The Environment Agency is delivering poor value on the £8m a year it spends on cleaning up waters, according to Tackling Diffuse Water Pollution in England, a National Audit Office (NAO) report released today.1
Pollution imposes environmental costs through its effect on aquatic life and financial costs from drinking water treatment, the report says. The cumulative cost of water pollution in England and Wales has been estimated at £1.3bn per year.
The agency has had little impact in reducing diffuse sources and mitigating the environmental and financial costs of poor water quality, the NAO concludes, and finds its work “has not proved value for money”.
The report notes that the agency has insufficient data on reasons for water quality failures. Some 34% of waters fail Water Framework Directive standards for unknown reasons, so it cannot target resources effectively. But it does admit the agency has a huge programme of investigations under way as part of its river basin management plans.
The report focuses mainly on agriculture, thought to be the most significant diffuse pollution source. But it finds little progress has been made in persuading farmers to acknowledge their responsibility.
“Many farmers remain unconvinced of their contribution to the problem, so the Environment Agency should intensify its efforts to raise awareness and change behaviour amongst farmers,” said Amyas Morse, head of the NAO.
The England Catchment Sensitive Farming Delivery Initiative (ECSFDI), which targets advice on farmers in key catchments with diffuse pollution problems, has had some positive impact on changing behaviours, the report finds. But many farmers remain unconvinced of their contribution to the problem. Here the NAO echoes a recent survey of farmer attitudes following four years of the initiative (ENDS Report 425, June 2010).
Other criticisms of the agency are that it has limited evidence of the effectiveness of its inspection. Recording of outcomes is weak and spread in disparate databases and the regulator is unable to demonstrate the value of its work.

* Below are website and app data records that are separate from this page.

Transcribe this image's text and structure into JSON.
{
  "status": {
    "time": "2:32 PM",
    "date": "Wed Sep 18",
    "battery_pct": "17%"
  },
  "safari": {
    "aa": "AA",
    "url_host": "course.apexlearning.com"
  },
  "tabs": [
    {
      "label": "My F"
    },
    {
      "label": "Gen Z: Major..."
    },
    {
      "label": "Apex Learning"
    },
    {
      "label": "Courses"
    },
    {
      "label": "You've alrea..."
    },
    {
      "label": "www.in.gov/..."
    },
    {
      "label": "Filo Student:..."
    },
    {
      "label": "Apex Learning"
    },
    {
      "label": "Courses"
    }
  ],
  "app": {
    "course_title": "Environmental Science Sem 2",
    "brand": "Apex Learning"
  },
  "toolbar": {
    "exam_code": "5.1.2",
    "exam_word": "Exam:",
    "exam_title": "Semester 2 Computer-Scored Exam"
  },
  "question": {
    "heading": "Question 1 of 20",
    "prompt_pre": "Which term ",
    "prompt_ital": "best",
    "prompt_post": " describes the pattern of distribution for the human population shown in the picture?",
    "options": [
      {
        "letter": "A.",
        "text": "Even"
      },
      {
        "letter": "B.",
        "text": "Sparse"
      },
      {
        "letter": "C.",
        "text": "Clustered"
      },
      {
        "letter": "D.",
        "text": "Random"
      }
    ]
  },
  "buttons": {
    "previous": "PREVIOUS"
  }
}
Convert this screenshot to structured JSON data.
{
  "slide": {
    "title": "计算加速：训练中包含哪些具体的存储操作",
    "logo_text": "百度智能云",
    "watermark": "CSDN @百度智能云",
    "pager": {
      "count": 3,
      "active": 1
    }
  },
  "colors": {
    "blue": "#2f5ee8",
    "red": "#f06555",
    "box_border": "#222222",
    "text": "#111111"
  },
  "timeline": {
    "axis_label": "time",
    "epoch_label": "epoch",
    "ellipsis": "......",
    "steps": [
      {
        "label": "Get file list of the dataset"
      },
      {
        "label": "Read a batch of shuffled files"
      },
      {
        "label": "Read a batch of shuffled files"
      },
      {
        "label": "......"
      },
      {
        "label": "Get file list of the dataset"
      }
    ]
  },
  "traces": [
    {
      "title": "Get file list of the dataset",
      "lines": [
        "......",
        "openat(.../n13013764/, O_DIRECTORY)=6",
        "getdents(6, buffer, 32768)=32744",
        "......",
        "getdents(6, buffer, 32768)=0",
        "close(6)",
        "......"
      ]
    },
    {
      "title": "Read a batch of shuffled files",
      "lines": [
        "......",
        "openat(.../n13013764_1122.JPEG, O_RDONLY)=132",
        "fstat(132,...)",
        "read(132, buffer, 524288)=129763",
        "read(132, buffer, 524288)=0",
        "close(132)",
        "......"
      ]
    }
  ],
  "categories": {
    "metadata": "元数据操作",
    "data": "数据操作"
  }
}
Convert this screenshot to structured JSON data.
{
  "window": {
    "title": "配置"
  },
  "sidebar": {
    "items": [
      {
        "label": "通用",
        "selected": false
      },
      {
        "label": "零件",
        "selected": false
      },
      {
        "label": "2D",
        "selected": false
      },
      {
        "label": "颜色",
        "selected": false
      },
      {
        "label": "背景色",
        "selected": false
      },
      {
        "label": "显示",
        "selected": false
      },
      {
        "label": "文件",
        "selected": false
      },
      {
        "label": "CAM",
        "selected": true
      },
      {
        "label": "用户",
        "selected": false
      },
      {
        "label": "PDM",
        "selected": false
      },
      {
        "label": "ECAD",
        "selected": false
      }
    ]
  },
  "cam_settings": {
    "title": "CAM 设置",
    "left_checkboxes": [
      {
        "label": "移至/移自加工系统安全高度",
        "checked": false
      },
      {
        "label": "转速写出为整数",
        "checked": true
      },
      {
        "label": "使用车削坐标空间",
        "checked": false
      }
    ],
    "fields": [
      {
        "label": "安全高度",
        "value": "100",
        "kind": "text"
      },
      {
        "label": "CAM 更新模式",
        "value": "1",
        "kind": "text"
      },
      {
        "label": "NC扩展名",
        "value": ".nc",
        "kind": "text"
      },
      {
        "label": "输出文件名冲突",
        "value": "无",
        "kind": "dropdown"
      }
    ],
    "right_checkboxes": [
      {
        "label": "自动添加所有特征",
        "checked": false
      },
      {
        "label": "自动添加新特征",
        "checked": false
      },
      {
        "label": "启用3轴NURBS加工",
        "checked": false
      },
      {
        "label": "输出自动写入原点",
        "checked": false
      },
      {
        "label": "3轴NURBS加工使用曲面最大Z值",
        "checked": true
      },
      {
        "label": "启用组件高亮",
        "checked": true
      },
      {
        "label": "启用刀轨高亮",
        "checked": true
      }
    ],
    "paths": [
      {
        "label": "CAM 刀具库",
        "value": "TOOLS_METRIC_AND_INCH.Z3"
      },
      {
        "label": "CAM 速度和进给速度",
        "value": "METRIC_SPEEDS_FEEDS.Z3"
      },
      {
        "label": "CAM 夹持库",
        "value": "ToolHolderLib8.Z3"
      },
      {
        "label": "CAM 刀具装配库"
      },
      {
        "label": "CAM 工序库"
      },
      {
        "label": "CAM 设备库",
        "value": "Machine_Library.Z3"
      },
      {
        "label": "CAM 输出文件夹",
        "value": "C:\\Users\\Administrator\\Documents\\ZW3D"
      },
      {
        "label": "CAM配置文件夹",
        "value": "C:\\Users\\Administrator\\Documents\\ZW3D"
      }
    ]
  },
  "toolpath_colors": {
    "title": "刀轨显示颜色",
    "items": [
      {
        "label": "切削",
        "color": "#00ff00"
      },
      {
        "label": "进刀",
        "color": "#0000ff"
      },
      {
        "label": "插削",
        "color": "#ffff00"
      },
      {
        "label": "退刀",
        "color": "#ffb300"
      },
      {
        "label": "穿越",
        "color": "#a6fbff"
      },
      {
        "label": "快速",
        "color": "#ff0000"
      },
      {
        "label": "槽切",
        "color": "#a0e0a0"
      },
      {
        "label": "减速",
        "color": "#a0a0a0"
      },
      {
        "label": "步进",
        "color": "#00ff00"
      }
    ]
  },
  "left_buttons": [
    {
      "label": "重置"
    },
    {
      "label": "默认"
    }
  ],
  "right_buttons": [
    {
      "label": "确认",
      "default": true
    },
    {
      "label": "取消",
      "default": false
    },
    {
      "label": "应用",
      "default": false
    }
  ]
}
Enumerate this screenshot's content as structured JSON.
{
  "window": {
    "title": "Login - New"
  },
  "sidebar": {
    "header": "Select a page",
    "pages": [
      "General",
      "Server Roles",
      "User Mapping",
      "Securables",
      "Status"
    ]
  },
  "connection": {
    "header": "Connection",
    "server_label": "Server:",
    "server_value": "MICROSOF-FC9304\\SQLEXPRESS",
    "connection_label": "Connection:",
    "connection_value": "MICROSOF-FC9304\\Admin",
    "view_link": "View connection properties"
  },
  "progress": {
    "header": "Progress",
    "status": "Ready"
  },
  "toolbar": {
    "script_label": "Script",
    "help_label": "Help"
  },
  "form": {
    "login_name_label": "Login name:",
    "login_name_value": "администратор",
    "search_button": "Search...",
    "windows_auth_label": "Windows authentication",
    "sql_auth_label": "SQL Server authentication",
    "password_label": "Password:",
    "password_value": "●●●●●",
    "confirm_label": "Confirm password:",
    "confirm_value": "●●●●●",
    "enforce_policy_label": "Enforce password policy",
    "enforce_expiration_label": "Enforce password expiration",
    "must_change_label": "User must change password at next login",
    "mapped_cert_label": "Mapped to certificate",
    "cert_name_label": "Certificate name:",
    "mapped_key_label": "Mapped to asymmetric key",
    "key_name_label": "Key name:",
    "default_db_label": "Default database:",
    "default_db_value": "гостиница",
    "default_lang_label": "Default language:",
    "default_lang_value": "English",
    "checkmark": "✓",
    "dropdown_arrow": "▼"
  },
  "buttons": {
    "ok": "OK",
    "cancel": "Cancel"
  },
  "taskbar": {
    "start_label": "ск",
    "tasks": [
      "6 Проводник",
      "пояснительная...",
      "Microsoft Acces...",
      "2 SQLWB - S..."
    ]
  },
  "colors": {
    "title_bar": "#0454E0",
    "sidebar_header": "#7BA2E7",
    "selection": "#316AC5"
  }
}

The agency has also been slow to recognise the ineffectiveness of some of its existing sanctions and regulations in changing farmers’ behaviour. These include nitrate vulnerable zone regulations, intended to limit nitrogen fertiliser and manure applications, water protection zones, which allow restrictions on polluting activities, and anti-pollution works notices, which can require land owners to carry out measures to prevent pollution.
But the NAO also thinks the environment department (DEFRA) could do more. For example, it should improve the targeting of options under Environmental Stewardship schemes to increase their contribution towards reducing the impact of diffuse pollution.
The schemes, which cost £2.1bn a year and are administered by Natural England, fund farmers to deliver enhanced environmental management of their land. Over 70% of agreements include measures which might improve water quality, but the effects are unclear, the NAO says.
DEFRA could also be more flexible in awarding grants under the ECSFDI to ensure that it funds activities on farms that will have the greatest impact on diffuse pollution.
But the report ends on a positive note, recognising that river basin management plan investigations will increase the agency’s knowledge of pollution sources and that tools such as water protection zones are being tuned to address diffuse pollution sources.
The agency said it was considering the report. Head of land and natural environment Pam Gilder told ENDS: “You have to get beyond the headline. It says we have not yet proven value for money and that is because diffuse pollution is notoriously difficult to address. But with recent water quality improvements and the start of river basin management planning investigations we are in a better place than ever.”
Chief executive Paul Leinster said in a statement: “The NAO makes clear, diffuse pollution from agricultural and urban run-off is often difficult to identify and takes time to tackle. We are carrying out hundreds of investigations over the next couple of years to identify specific sources of diffuse pollution that affect rivers and lakes and coastal waters. This will enable us to work with those responsible for the activities including farmers, local authorities and highways authorities to introduce effective control measures.”
Ms Gilder clarified that there were some 8,500 investigations in progress, which would mostly be completed by 2012.